Does anyone else remember long and short vowels? Do they still teach it that way? Yes, there’s a reason for my question, read on and all will become clear…
Before I moved to Texas I never thought much about pecans. Oh, I’d had the occasional slice of pecan pie, but I was more of a walnut/hazelnut girl. But, down here the trees practically throw pecans at you, like the apple trees in the film version of Wizard of Oz. You have to be mindful of parking under the pecan trees. In the good years, the urban harvest is amazing. I’ve learned a few places to go, now, and can scavenge with the best of them.
Since I never thought much about pecans, I certainly never dwelt on pronunciation. I heard the word pronounced several different ways, and didn’t blink. However, my friends here informed me that it is absolutely a short “e”, followed by a sort of “aw” sound — never, never that “CanCan” sounding “a”. Kind of “pehkawn” if you will, and that a “pee-can” is something you use in the night if you are leery of going to the outhouse because of bahrs. You get the idea? Yikes.
Anyway, whatever you call them, I love them. Good fresh pecans are buttery and tender, almost like pine nuts, and that make them a great baking nut. They can be coarsely ground and used instead of breadcrumbs when coating fish (especially trout, oh my!) for baking, ground into a fine “flour” and used to make a gluten-free pie crust, or taken even further into a pecan butter. They make pralines something to write home about, and they are wonderful with a variety of sweet to savoury crusty coatings as a nosh.
I like ’em sweet. If you know me at all, either from this blog or from the real world, you probably guessed that. I love sweets but with a twist. Again, if you know me you know I am partial (ok, addicted) to Armenian seven-spice. This blend of very finely ground cinnamon, allspice, ginger, nutmeg, cloves, fennel and black pepper is great (great, I tell you) in coffee, in stews, soups, as a rub with chicken, in granola, in banana-nut bread, in pancakes, and for making sweet spiced pecans.

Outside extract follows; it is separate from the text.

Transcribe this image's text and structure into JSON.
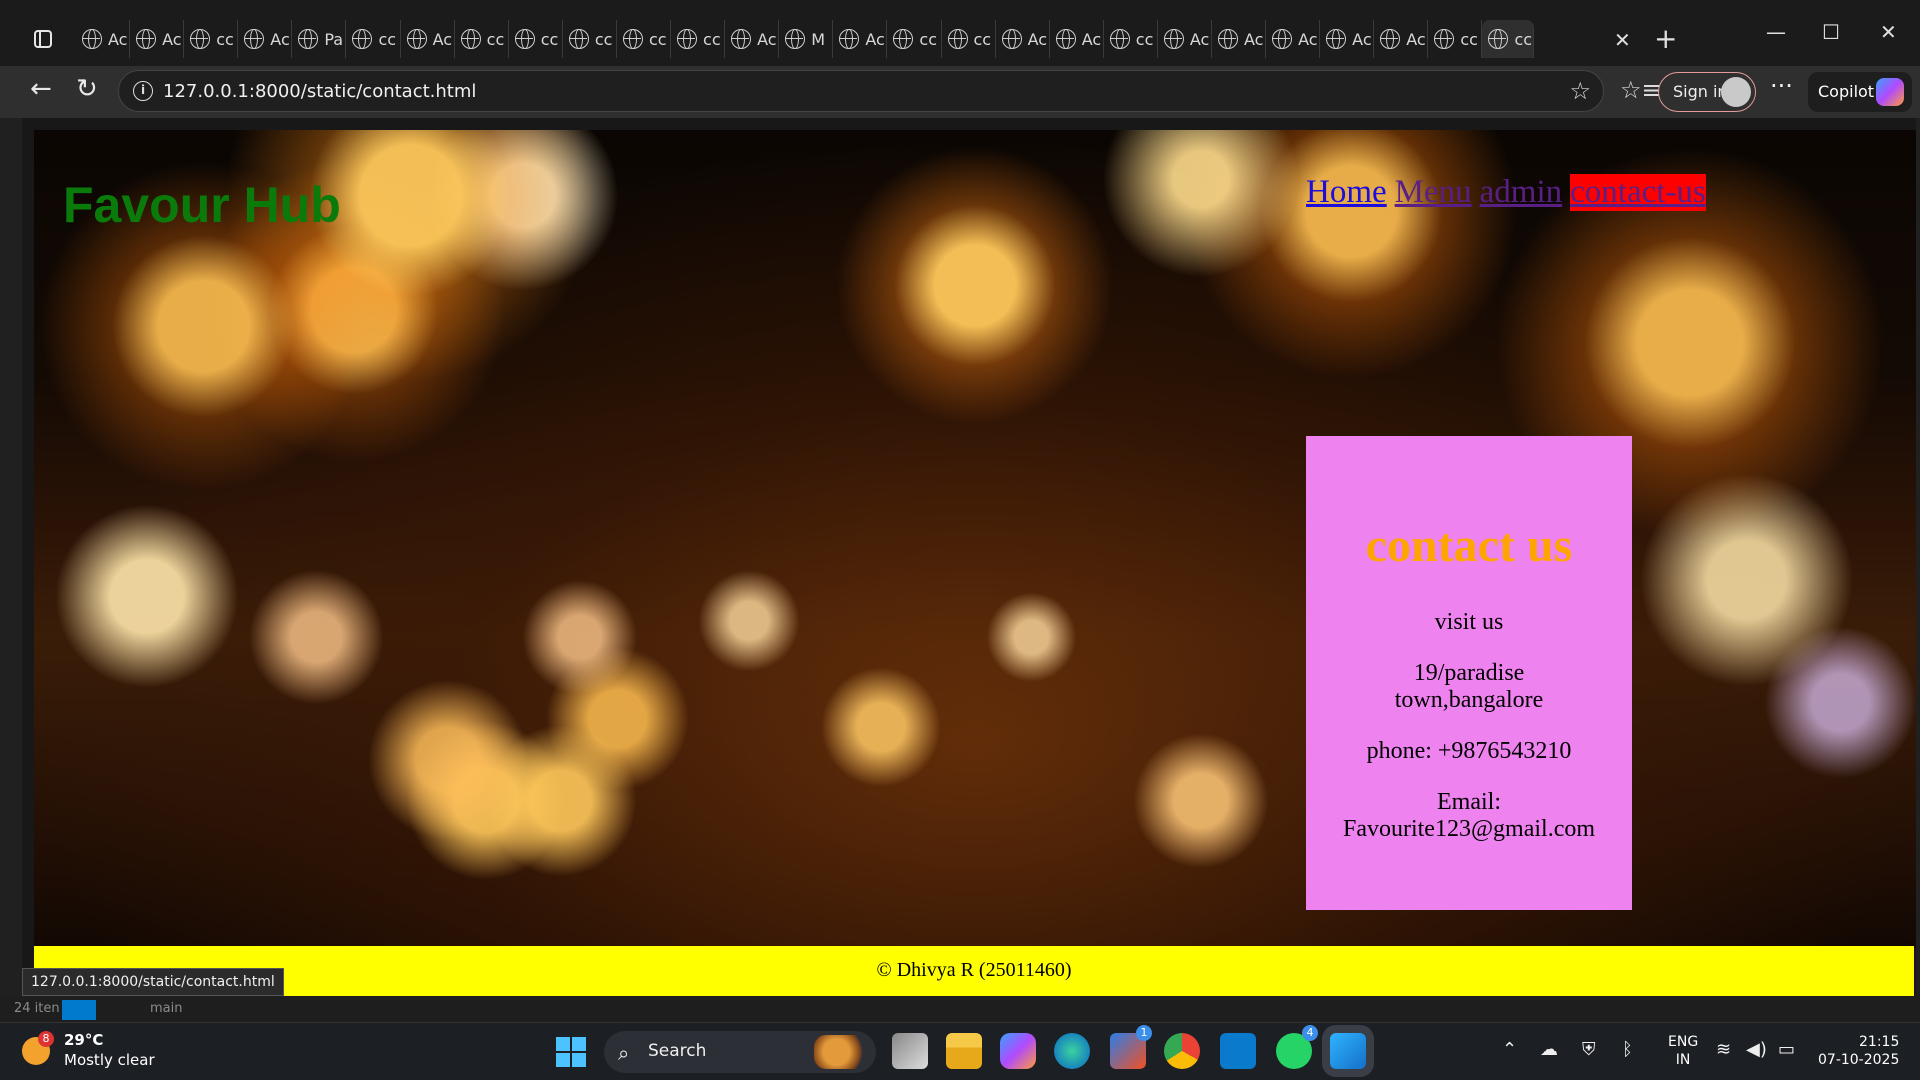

This is a very easy recipe, and since it is mostly about whisking and mixing it is great to make with kids. They can do pretty much everything once the egg is separated (and for older kids, well, let them try — no harm if a tiny bit of yolk gets in the white in this recipe). If a grown-up does the oven part, everything else is kid-friendly.
These will keep well once cooled (good luck with that – they never last long here!) if stored in an airtight tin. They make nice gifts in a pretty glass canister, or just a nice nosh before or after dinner. They are good crumbled over vanilla ice cream, and please, please send me any other uses you can think of. Quick, yummy, store-able, good enough! Here’s how:
Makes about 4 1/2 cups
1 medium egg white
2 tsp vanilla extract
1/2 cup firmly packed light brown sugar
1 tablespoon seven spice*
4-5 cups pecan halves
2 T turbinado sugar
Move your oven racks to the lower part of the oven. Preheat the oven to 300°F.In a bowl, whisk together the egg white and vanilla until just a little frothy. Stir in the brown sugar and spices. Mix until well blended and shiny. Add the pecans and mix/toss until the nuts are evenly coated. (Start with 4 cups. If it seems rather wet, add more nuts.)
Spread the pecans evenly on parchment on a cookie sheet. (It may take 2 cookie sheets.) Sprinkle with the turbinado sugar. This give a bit of extra “crunch”.
Bake, stirring every 10 minutes, until the nuts are dry, about 35-40 minutes. (Be careful – nothing is hotter than hot sugar!) Remove from the oven and let cool to room temperature. Enjoy!*If you don’t have seven spice available, you can make your own mixture of ginger, cinnamon, allspice, etc as listed above. Just be sure it is all ground very fine (especially the pepper!) and well blended. I go through it quickly, so I don’t really know how long it will last, but if all your spices are nice and fresh it should last a few months. Yum!